Could the EV maker pose a threat to traditional truck companies?
After an arduous journey filled with delays and empty promises, the Tesla Semi has finally entered production. At the time, little was known about Musk's latest product, save for the fact that the first examples will head to PepsiCo on December 1. The beverage corporation is just one of several blue chip customers that have placed orders for the Semi.
But at the company's third-quarter earnings call, Elon Musk unveiled some interesting tidbits about the Semi. Most importantly, Tesla aims to increase Semi production and has shared a goal for 2024. "We will be ramping up Semi production through next year...we're tentatively aiming for 50,000 units in 2024 in North America," said Musk.
The outspoken CEO was reticent to give an exact figure for the Semi, but said it costs "a lot more than a passenger vehicle...a few heavy trucks of this nature would be worth several Model Ys," he added. While 50,000 doesn't sound like that big of a number, it's very impressive when you consider the American semi-truck market.
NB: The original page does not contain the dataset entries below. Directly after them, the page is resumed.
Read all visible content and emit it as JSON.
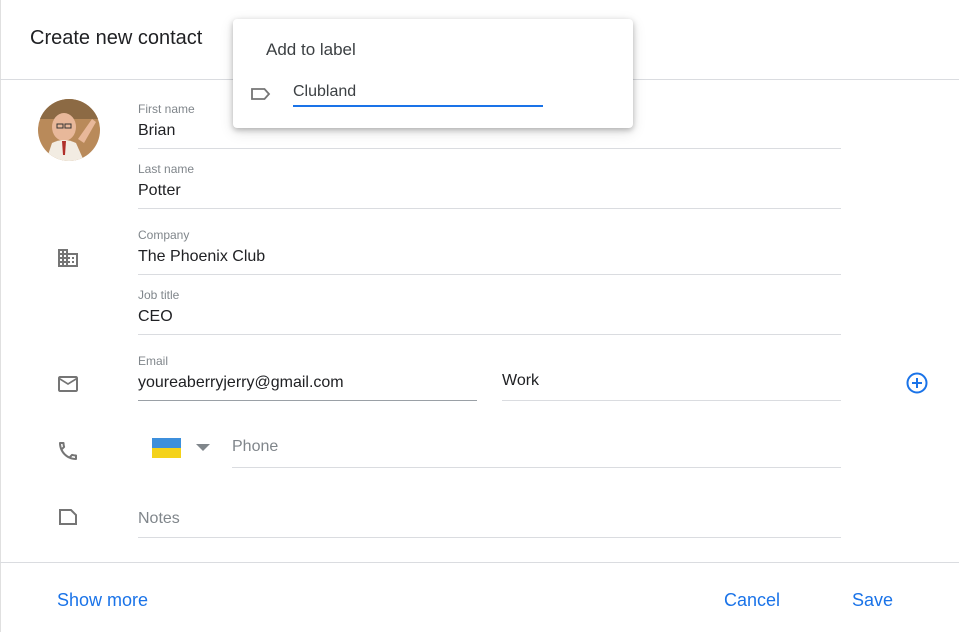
{
  "header": {
    "title": "Create new contact"
  },
  "fields": {
    "first_name": {
      "label": "First name",
      "value": "Brian"
    },
    "last_name": {
      "label": "Last name",
      "value": "Potter"
    },
    "company": {
      "label": "Company",
      "value": "The Phoenix Club"
    },
    "job_title": {
      "label": "Job title",
      "value": "CEO"
    },
    "email": {
      "label": "Email",
      "value": "youreaberryjerry@gmail.com",
      "type": "Work"
    },
    "phone": {
      "placeholder": "Phone",
      "country_flag": "ukraine-flag"
    },
    "notes": {
      "placeholder": "Notes"
    }
  },
  "footer": {
    "show_more": "Show more",
    "cancel": "Cancel",
    "save": "Save"
  },
  "label_popup": {
    "title": "Add to label",
    "input_value": "Clubland",
    "icon": "label-icon"
  },
  "icons": [
    "building-icon",
    "email-icon",
    "phone-icon",
    "notes-icon",
    "add-circle-icon"
  ],
  "colors": {
    "accent": "#1a73e8",
    "divider": "#dadce0",
    "label_text": "#80868b"
  }
}
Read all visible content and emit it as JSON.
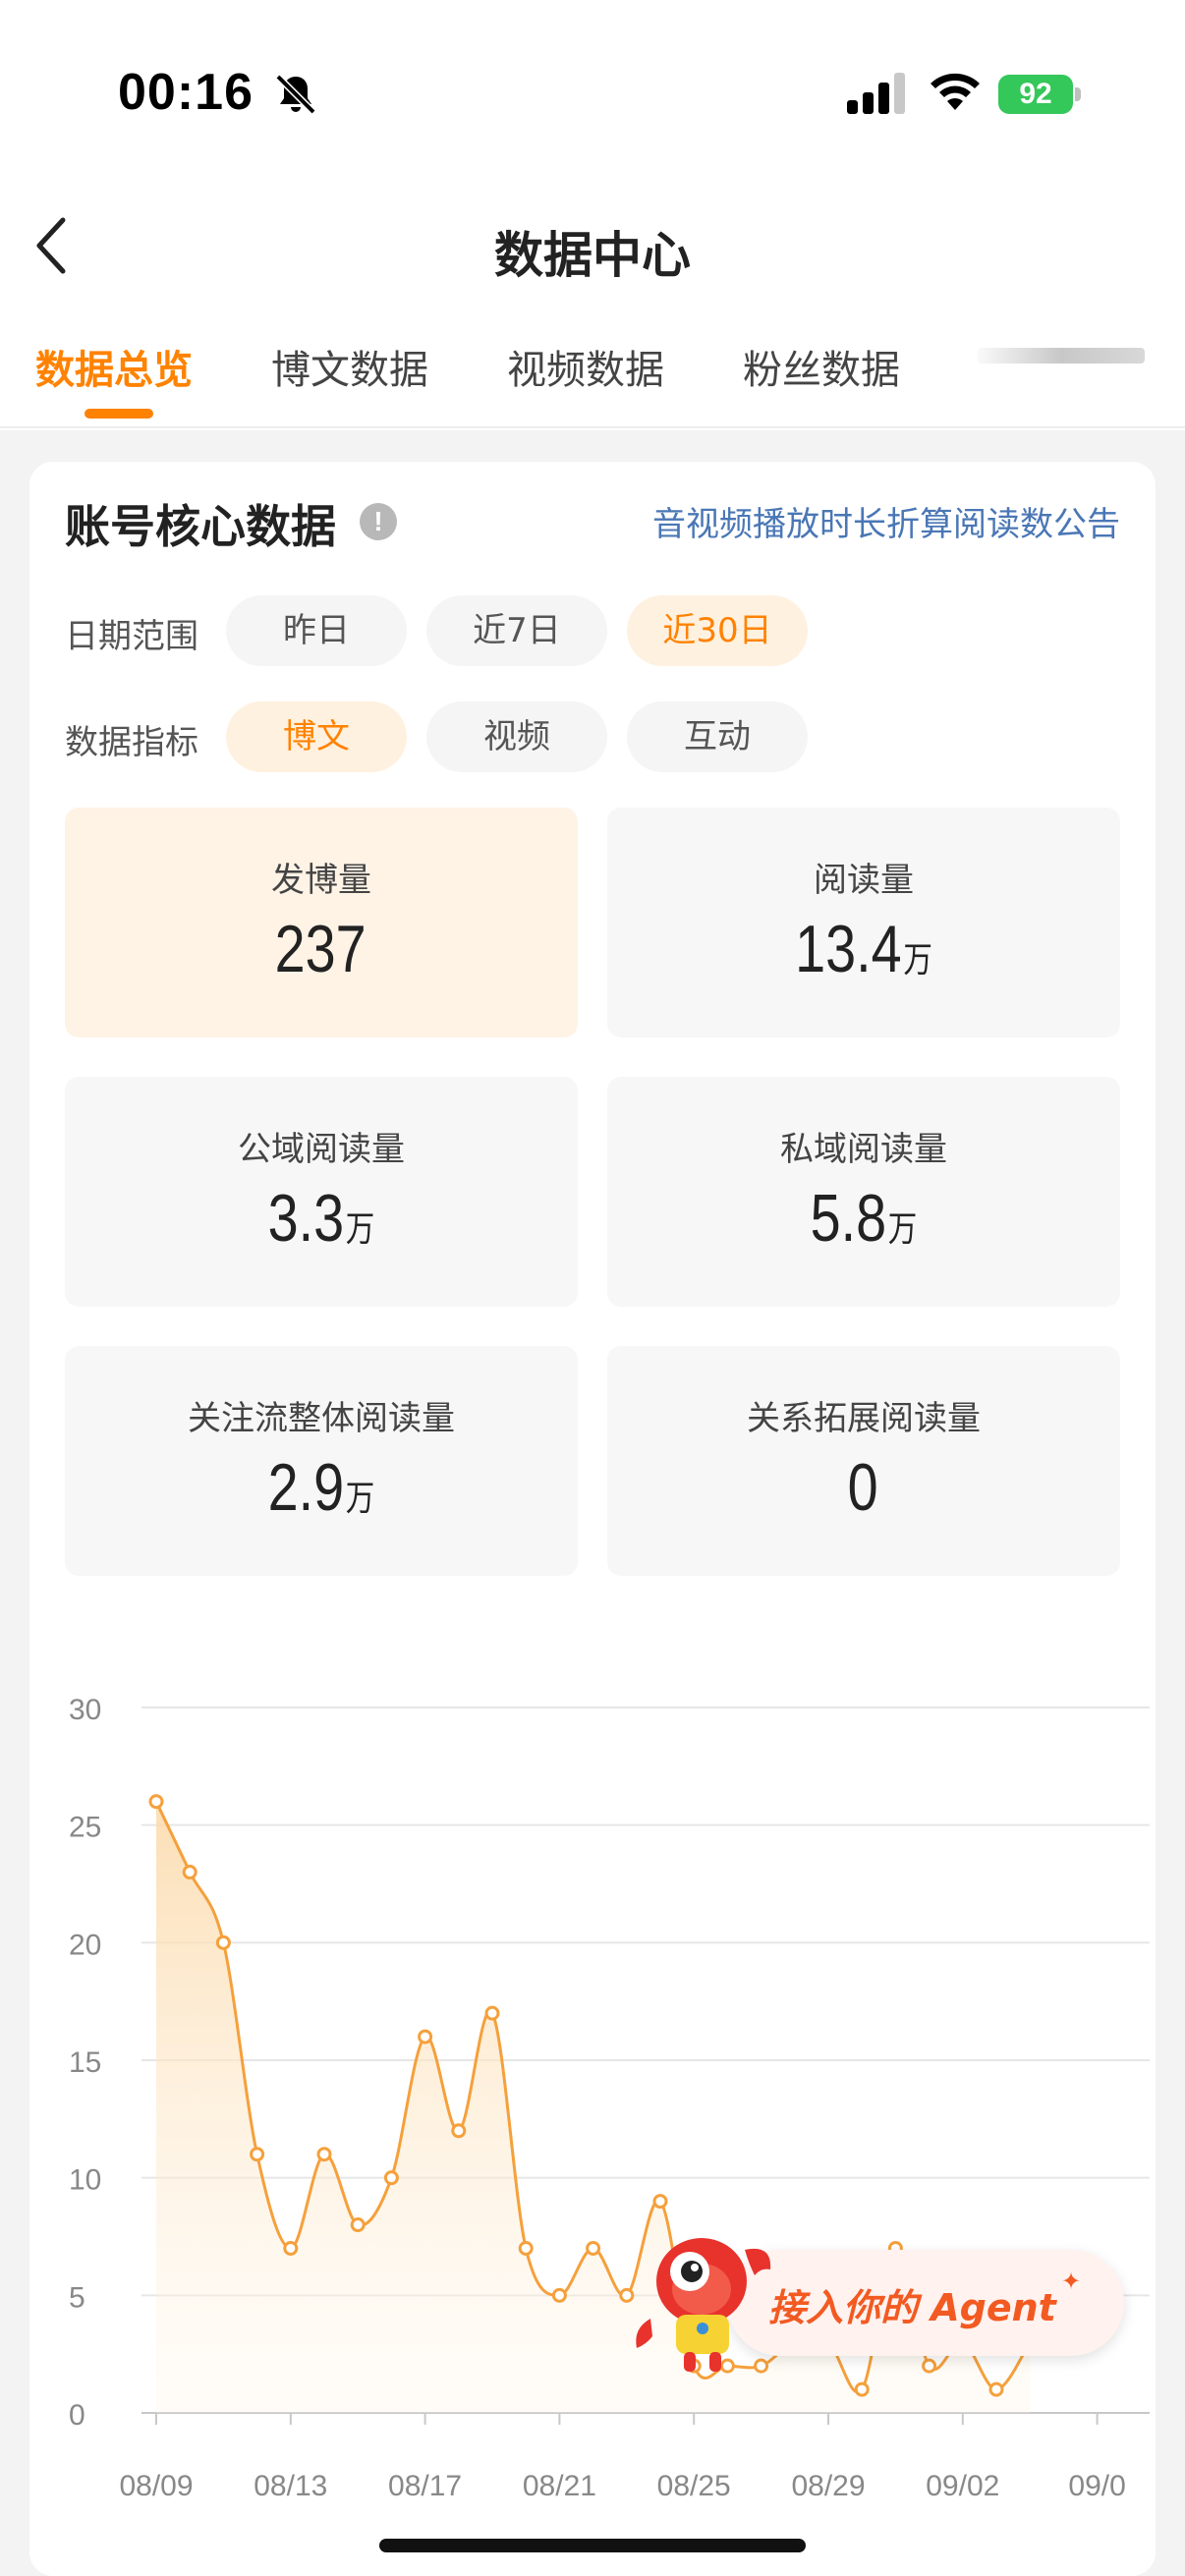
{
  "status_bar": {
    "time": "00:16",
    "battery": "92"
  },
  "header": {
    "title": "数据中心"
  },
  "tabs": [
    {
      "label": "数据总览",
      "active": true
    },
    {
      "label": "博文数据",
      "active": false
    },
    {
      "label": "视频数据",
      "active": false
    },
    {
      "label": "粉丝数据",
      "active": false
    }
  ],
  "card": {
    "title": "账号核心数据",
    "info_icon": "!",
    "notice_link": "音视频播放时长折算阅读数公告",
    "date_range": {
      "label": "日期范围",
      "options": [
        "昨日",
        "近7日",
        "近30日"
      ],
      "selected": "近30日"
    },
    "metric_type": {
      "label": "数据指标",
      "options": [
        "博文",
        "视频",
        "互动"
      ],
      "selected": "博文"
    },
    "metrics": [
      {
        "label": "发博量",
        "value": "237",
        "unit": ""
      },
      {
        "label": "阅读量",
        "value": "13.4",
        "unit": "万"
      },
      {
        "label": "公域阅读量",
        "value": "3.3",
        "unit": "万"
      },
      {
        "label": "私域阅读量",
        "value": "5.8",
        "unit": "万"
      },
      {
        "label": "关注流整体阅读量",
        "value": "2.9",
        "unit": "万"
      },
      {
        "label": "关系拓展阅读量",
        "value": "0",
        "unit": ""
      }
    ]
  },
  "chart_data": {
    "type": "area",
    "x": [
      "08/09",
      "08/10",
      "08/11",
      "08/12",
      "08/13",
      "08/14",
      "08/15",
      "08/16",
      "08/17",
      "08/18",
      "08/19",
      "08/20",
      "08/21",
      "08/22",
      "08/23",
      "08/24",
      "08/25",
      "08/26",
      "08/27",
      "08/28",
      "08/29",
      "08/30",
      "08/31",
      "09/01",
      "09/02",
      "09/03",
      "09/04"
    ],
    "values": [
      26,
      23,
      20,
      11,
      7,
      11,
      8,
      10,
      16,
      12,
      17,
      7,
      5,
      7,
      5,
      9,
      2,
      2,
      2,
      3,
      3,
      1,
      7,
      2,
      3,
      1,
      3
    ],
    "x_tick_labels": [
      "08/09",
      "08/13",
      "08/17",
      "08/21",
      "08/25",
      "08/29",
      "09/02",
      "09/0"
    ],
    "y_ticks": [
      0,
      5,
      10,
      15,
      20,
      25,
      30
    ],
    "ylim": [
      0,
      30
    ],
    "color": "#f5a03c",
    "grid": true
  },
  "agent_banner": {
    "text": "接入你的 Agent",
    "spark": "✦"
  },
  "colors": {
    "accent": "#ff8200",
    "link": "#4a77b5",
    "line": "#f5a03c"
  }
}
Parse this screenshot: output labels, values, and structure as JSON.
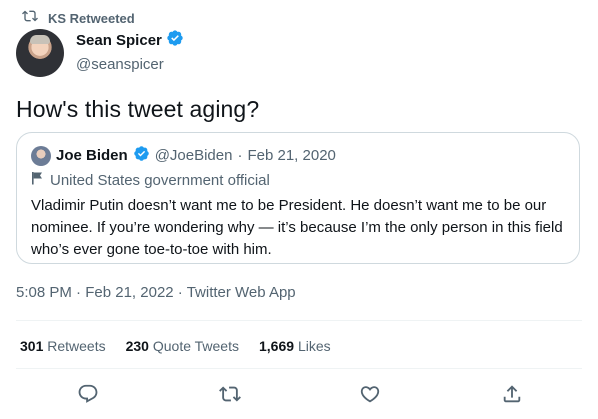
{
  "retweet": {
    "label": "KS Retweeted"
  },
  "author": {
    "display_name": "Sean Spicer",
    "handle": "@seanspicer"
  },
  "tweet": {
    "text": "How's this tweet aging?"
  },
  "quote": {
    "display_name": "Joe Biden",
    "handle": "@JoeBiden",
    "separator": "·",
    "date": "Feb 21, 2020",
    "label": "United States government official",
    "lines": [
      "Vladimir Putin doesn’t want me to be President. He doesn’t want me to be our",
      "nominee. If you’re wondering why — it’s because I’m the only person in this field",
      "who’s ever gone toe-to-toe with him."
    ]
  },
  "timestamp": {
    "time": "5:08 PM",
    "date": "Feb 21, 2022",
    "source": "Twitter Web App",
    "sep": "·"
  },
  "stats": {
    "retweets": {
      "count": "301",
      "label": "Retweets"
    },
    "quotes": {
      "count": "230",
      "label": "Quote Tweets"
    },
    "likes": {
      "count": "1,669",
      "label": "Likes"
    }
  },
  "colors": {
    "verified": "#1d9bf0",
    "muted": "#536471",
    "text": "#0f1419",
    "border": "#cfd9de"
  },
  "icons": [
    "retweet-icon",
    "verified-badge-icon",
    "flag-icon",
    "reply-icon",
    "like-icon",
    "share-icon"
  ]
}
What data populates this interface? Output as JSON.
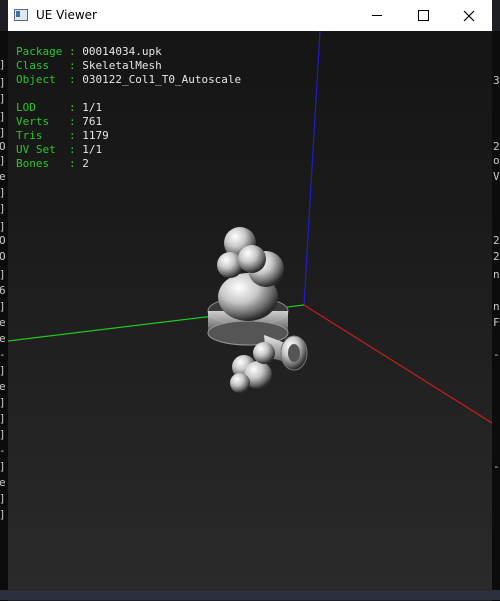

According to Statista's latest figures, Peterbilt dominates the Class 8 truck market, and, in 2020, the company sold nearly 72,000 vehicles in America alone. In 2019, that figure was higher still, at just over 100,000 units. Given the immense interest in the Tesla Semi, Musk is clearly confident his electric hauler can make a dent in this segment.
Frankly, we'd be surprised if it doesn't. The Semi may be an entirely new way of hauling things and, yes, electric power does mean drivers would have to stop and charge. But, fleet managers will quickly forget about these drawbacks once they realize the savings to be had.
Tesla claims that in just three years, operators will save up to $200,000 in fuel bills. What's more, fewer moving parts means cheaper and less frequent maintenance. It's not like charging the big Tesla will be a pain, either. The company claims a range of up to 500 miles and says the Semi can get 70% of its range back with just a 30-minute charge.
Hopefully, the Semi has spurred the Tesla team to finish development work on the constantly delayed Cybertruck (which Musk made some bizarre promises about) and the long-awaited Roadster replacement. The automaker says the former will arrive as soon as next year, a whopping five years after it was first unveiled to the public.
In the meantime, expect to see the Semi hauling goods up and down America's interstates. It should be quite a sight to see, with that slippery body and futuristic design. Hopefully, they prove reliable - we've already spotted a broken-down pre-production model, which isn't exactly a good look for the new truck.